### Exercise
Go through the records below and copy out every line holding "Authentication".

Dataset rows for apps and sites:
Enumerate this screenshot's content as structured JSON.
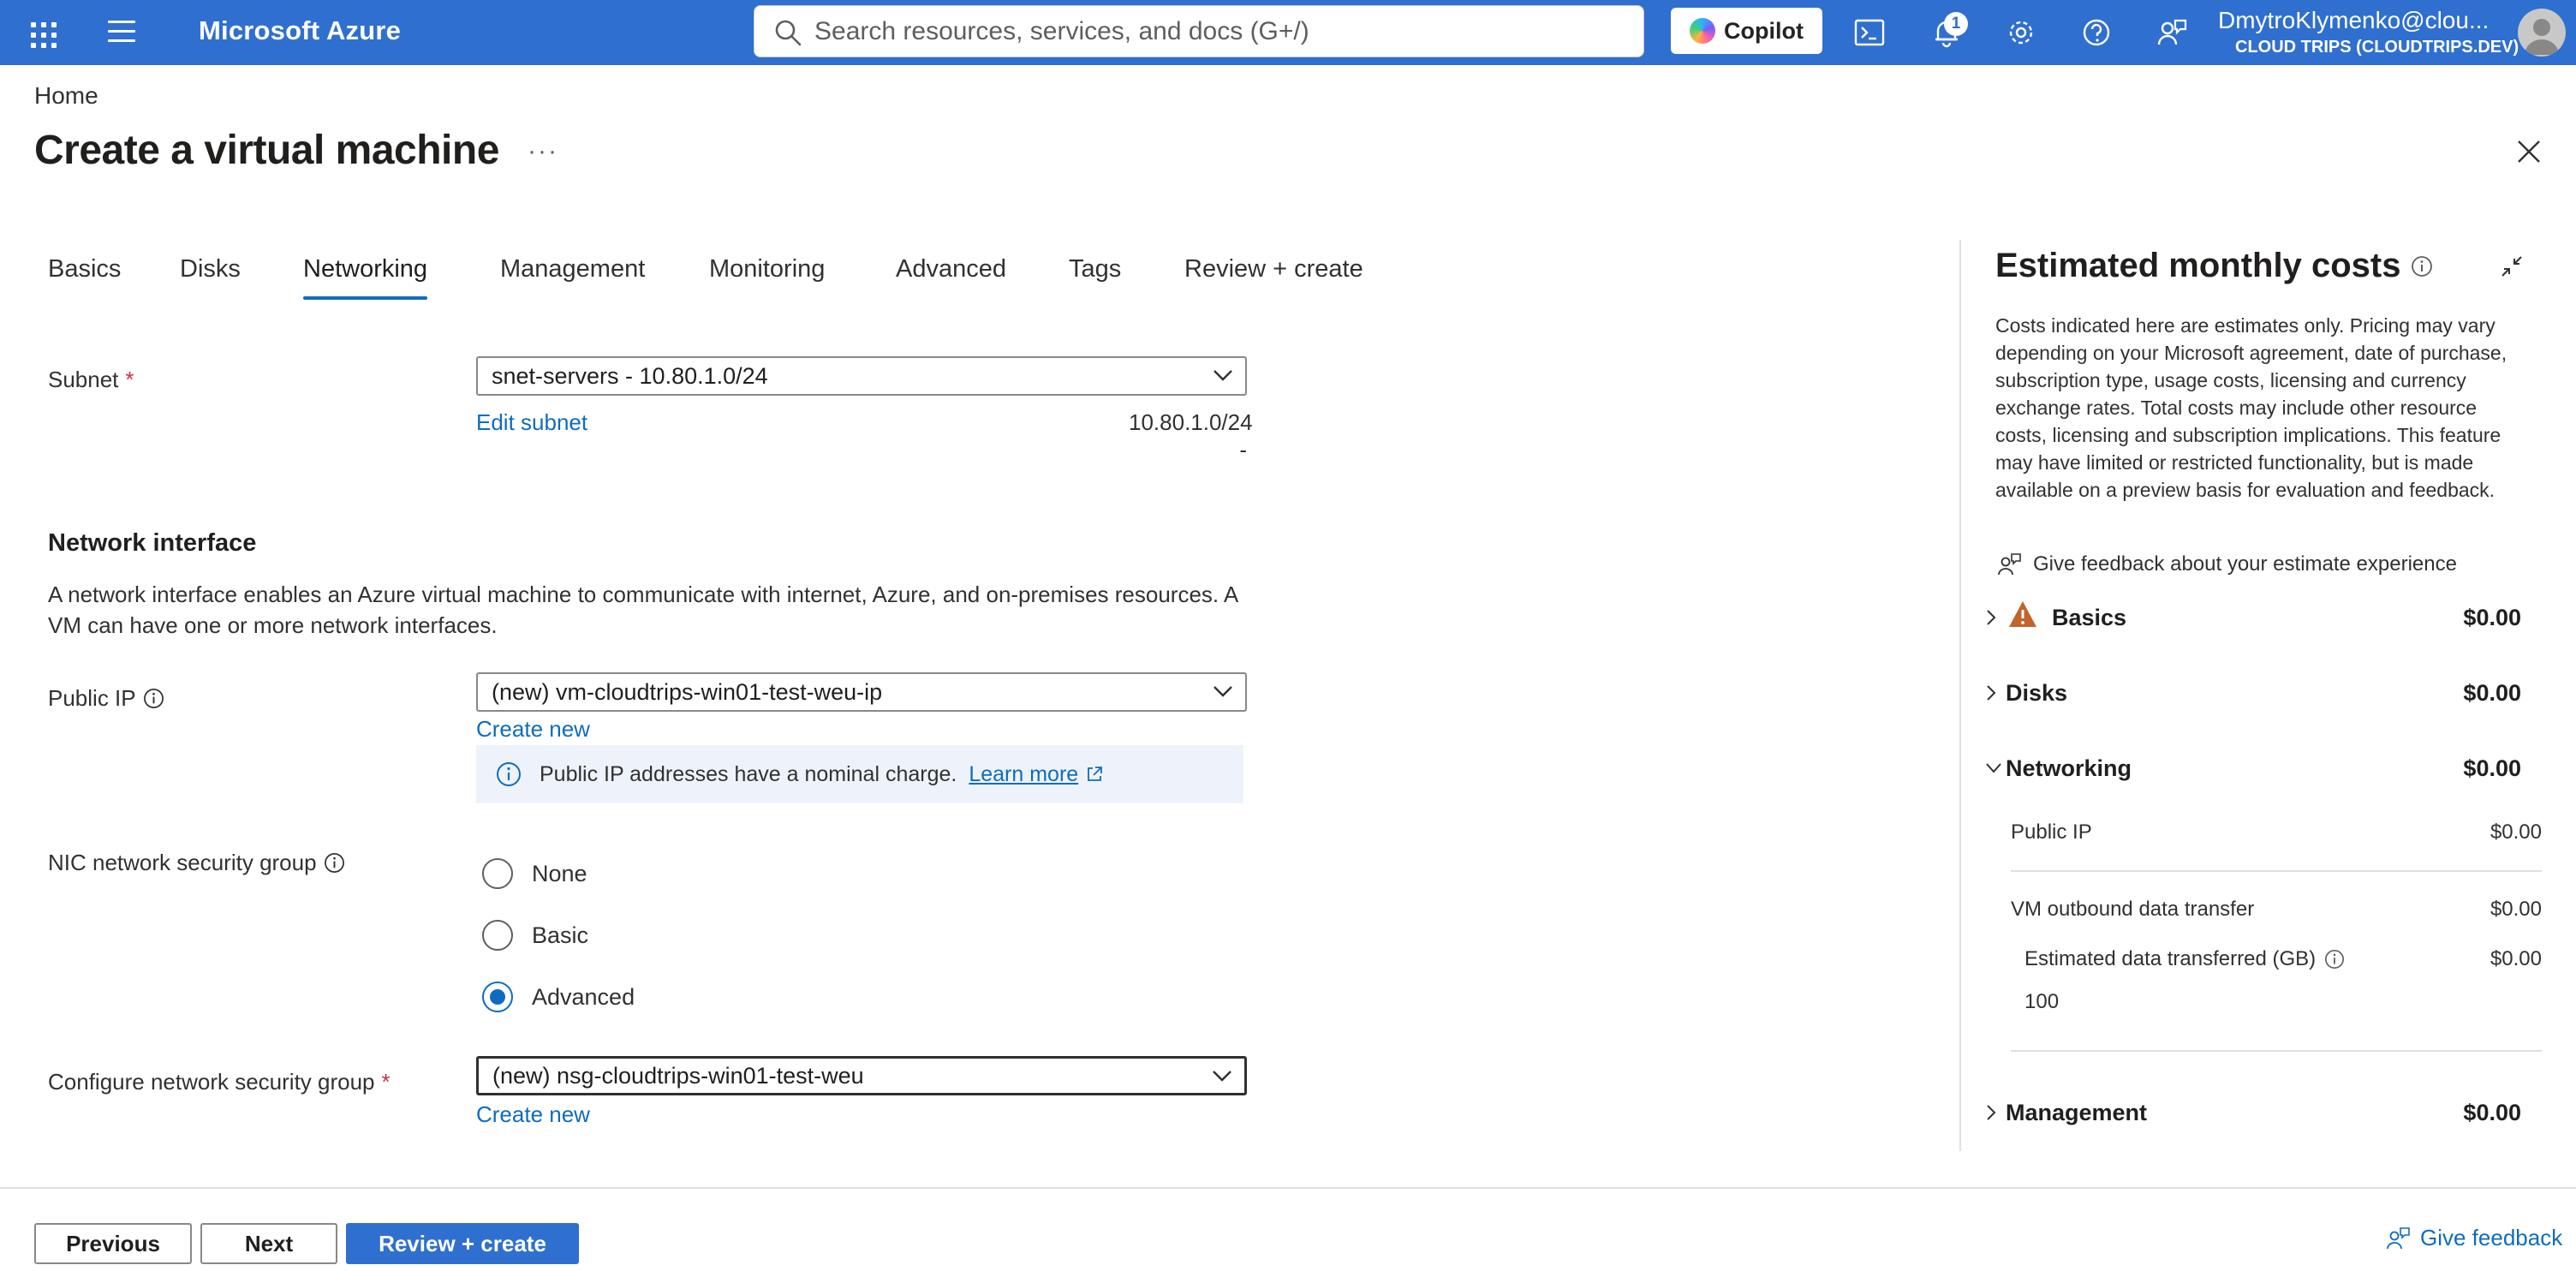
{
  "topbar": {
    "brand": "Microsoft Azure",
    "search_placeholder": "Search resources, services, and docs (G+/)",
    "copilot_label": "Copilot",
    "notification_count": "1",
    "account_name": "DmytroKlymenko@clou...",
    "account_org": "CLOUD TRIPS (CLOUDTRIPS.DEV)",
    "color": "#2f6fcf"
  },
  "page": {
    "breadcrumb": "Home",
    "title": "Create a virtual machine",
    "more": "···"
  },
  "tabs": [
    {
      "label": "Basics",
      "active": false
    },
    {
      "label": "Disks",
      "active": false
    },
    {
      "label": "Networking",
      "active": true
    },
    {
      "label": "Management",
      "active": false
    },
    {
      "label": "Monitoring",
      "active": false
    },
    {
      "label": "Advanced",
      "active": false
    },
    {
      "label": "Tags",
      "active": false
    },
    {
      "label": "Review + create",
      "active": false
    }
  ],
  "form": {
    "subnet": {
      "label": "Subnet",
      "required": "*",
      "value": "snet-servers - 10.80.1.0/24",
      "edit_link": "Edit subnet",
      "range": "10.80.1.0/24",
      "range_dash": "-"
    },
    "network_interface": {
      "heading": "Network interface",
      "description": "A network interface enables an Azure virtual machine to communicate with internet, Azure, and on-premises resources. A VM can have one or more network interfaces."
    },
    "public_ip": {
      "label": "Public IP",
      "value": "(new) vm-cloudtrips-win01-test-weu-ip",
      "create_new": "Create new",
      "info_text": "Public IP addresses have a nominal charge.",
      "learn_more": "Learn more"
    },
    "nic_nsg": {
      "label": "NIC network security group",
      "options": [
        "None",
        "Basic",
        "Advanced"
      ],
      "selected": "Advanced"
    },
    "configure_nsg": {
      "label": "Configure network security group",
      "required": "*",
      "value": "(new) nsg-cloudtrips-win01-test-weu",
      "create_new": "Create new"
    }
  },
  "costs": {
    "title": "Estimated monthly costs",
    "disclaimer": "Costs indicated here are estimates only. Pricing may vary depending on your Microsoft agreement, date of purchase, subscription type, usage costs, licensing and currency exchange rates. Total costs may include other resource costs, licensing and subscription implications. This feature may have limited or restricted functionality, but is made available on a preview basis for evaluation and feedback.",
    "feedback": "Give feedback about your estimate experience",
    "sections": [
      {
        "label": "Basics",
        "amount": "$0.00",
        "expanded": false,
        "warning": true
      },
      {
        "label": "Disks",
        "amount": "$0.00",
        "expanded": false,
        "warning": false
      },
      {
        "label": "Networking",
        "amount": "$0.00",
        "expanded": true,
        "warning": false
      },
      {
        "label": "Management",
        "amount": "$0.00",
        "expanded": false,
        "warning": false
      }
    ],
    "networking_items": {
      "public_ip": {
        "label": "Public IP",
        "amount": "$0.00"
      },
      "outbound": {
        "label": "VM outbound data transfer",
        "amount": "$0.00"
      },
      "estimated": {
        "label": "Estimated data transferred (GB)",
        "amount": "$0.00",
        "value": "100"
      }
    }
  },
  "footer": {
    "previous": "Previous",
    "next": "Next",
    "review_create": "Review + create",
    "give_feedback": "Give feedback"
  }
}
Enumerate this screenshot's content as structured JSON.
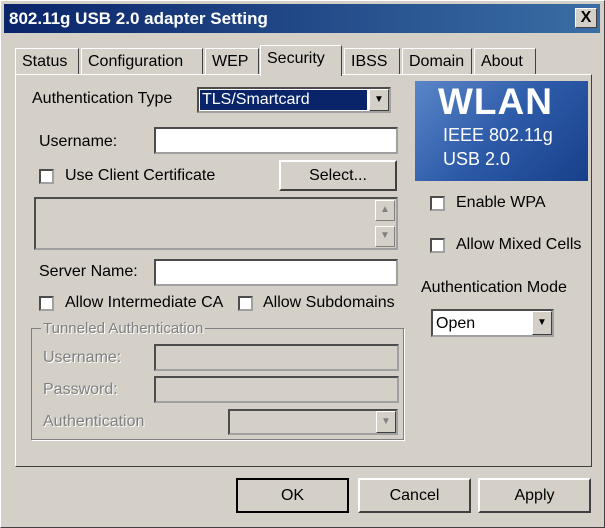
{
  "window": {
    "title": "802.11g USB 2.0 adapter Setting",
    "close_label": "X"
  },
  "tabs": [
    {
      "label": "Status"
    },
    {
      "label": "Configuration"
    },
    {
      "label": "WEP"
    },
    {
      "label": "Security"
    },
    {
      "label": "IBSS"
    },
    {
      "label": "Domain"
    },
    {
      "label": "About"
    }
  ],
  "security": {
    "auth_type_label": "Authentication Type",
    "auth_type_value": "TLS/Smartcard",
    "username_label": "Username:",
    "username_value": "",
    "use_client_cert_label": "Use Client Certificate",
    "select_button": "Select...",
    "server_name_label": "Server Name:",
    "server_name_value": "",
    "allow_intermediate_ca_label": "Allow Intermediate CA",
    "allow_subdomains_label": "Allow Subdomains",
    "tunneled": {
      "group_label": "Tunneled Authentication",
      "username_label": "Username:",
      "password_label": "Password:",
      "authentication_label": "Authentication"
    }
  },
  "logo": {
    "line1": "WLAN",
    "line2": "IEEE 802.11g",
    "line3": "USB 2.0"
  },
  "right": {
    "enable_wpa_label": "Enable WPA",
    "allow_mixed_cells_label": "Allow Mixed Cells",
    "auth_mode_label": "Authentication Mode",
    "auth_mode_value": "Open"
  },
  "buttons": {
    "ok": "OK",
    "cancel": "Cancel",
    "apply": "Apply"
  },
  "icons": {
    "dropdown": "chevron-down-icon",
    "scroll_up": "arrow-up-icon",
    "scroll_down": "arrow-down-icon"
  }
}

### Result for this task
    "auth_type_label": "Authentication Type",
      "group_label": "Tunneled Authentication",
      "authentication_label": "Authentication"
    "auth_mode_label": "Authentication Mode",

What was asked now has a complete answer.